The business world is increasingly enamored with design. Business leaders look to designers for guidance on everything from product innovation to corporate strategy. While designers and business people may bring different perspectives to the table, they share one common language: research.
But research can be dangerous. It often provides easy answers that go unquestioned because the research feels like science. What if we’ve put too much trust in research? What about the aspects of design and product development that are important, but hard to measure? Where does research end and design judgment begin?
In this talk, frog Associate Strategy Director Ben McAllister explores these questions and takes a hard look at the role of research in design. Drawing from not only design, but also economics and the philosophy of science, Ben confronts the conventional wisdom around design research, offering a new vision of how research can inspire creativity and guide decision making.
The scientific method revolutionized the world of truth-seeking. Yet journalism - which, like science, seeks truth - is far less rigorous. We’ll walk through why this gap has led to record levels of distrust in journalism, and why journalism that’s replicable, trackable, and reviewable can help to restore that trust.
To be clear, journalism isn't science. It's got tight deadlines and other limits on its ability to gather evidence, no peer review, and often, very little that resembles methodology.

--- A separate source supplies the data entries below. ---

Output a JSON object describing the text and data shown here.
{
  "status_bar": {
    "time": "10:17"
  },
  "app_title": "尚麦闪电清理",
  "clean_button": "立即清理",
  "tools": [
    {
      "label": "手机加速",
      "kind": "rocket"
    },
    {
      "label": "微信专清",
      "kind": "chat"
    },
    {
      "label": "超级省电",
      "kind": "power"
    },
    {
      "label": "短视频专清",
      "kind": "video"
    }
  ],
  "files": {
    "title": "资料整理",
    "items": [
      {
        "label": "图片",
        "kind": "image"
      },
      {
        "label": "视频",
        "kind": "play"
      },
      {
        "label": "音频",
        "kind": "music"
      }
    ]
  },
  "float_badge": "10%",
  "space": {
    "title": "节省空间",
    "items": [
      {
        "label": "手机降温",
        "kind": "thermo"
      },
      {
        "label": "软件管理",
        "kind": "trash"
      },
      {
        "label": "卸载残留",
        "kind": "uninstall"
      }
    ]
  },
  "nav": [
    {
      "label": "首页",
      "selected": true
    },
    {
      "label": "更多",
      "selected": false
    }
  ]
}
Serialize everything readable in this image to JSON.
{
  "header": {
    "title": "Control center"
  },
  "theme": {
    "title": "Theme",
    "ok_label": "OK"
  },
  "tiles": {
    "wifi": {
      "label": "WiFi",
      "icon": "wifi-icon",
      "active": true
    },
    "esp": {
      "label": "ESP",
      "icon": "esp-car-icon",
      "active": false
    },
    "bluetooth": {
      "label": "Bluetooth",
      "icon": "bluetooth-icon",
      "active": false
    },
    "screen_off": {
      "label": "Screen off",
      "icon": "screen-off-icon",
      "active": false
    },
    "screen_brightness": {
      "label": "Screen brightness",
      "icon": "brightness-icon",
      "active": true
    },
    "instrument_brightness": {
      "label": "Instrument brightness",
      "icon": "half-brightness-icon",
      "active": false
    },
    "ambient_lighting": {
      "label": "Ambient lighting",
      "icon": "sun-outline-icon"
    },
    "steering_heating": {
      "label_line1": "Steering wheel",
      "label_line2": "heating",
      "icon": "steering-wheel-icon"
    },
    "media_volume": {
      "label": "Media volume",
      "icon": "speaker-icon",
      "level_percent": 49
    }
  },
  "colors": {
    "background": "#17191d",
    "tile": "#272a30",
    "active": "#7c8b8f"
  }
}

But online tools and new reporting techniques are enabling journalists to be much more scientific in their methods.
From the rise of database journalism, which adds empirical rigor to narrative journalism’s fog of anecdotes, to the emergence of accountability projects that permit tracking and peer review over time, we’ll outline a system of news that can help us better discern the truth amid a rising onslaught of information. We’ll focus our session on identifying solutions and painting a vivid and inspiring picture of what journalism can become.
9th–13th March 2012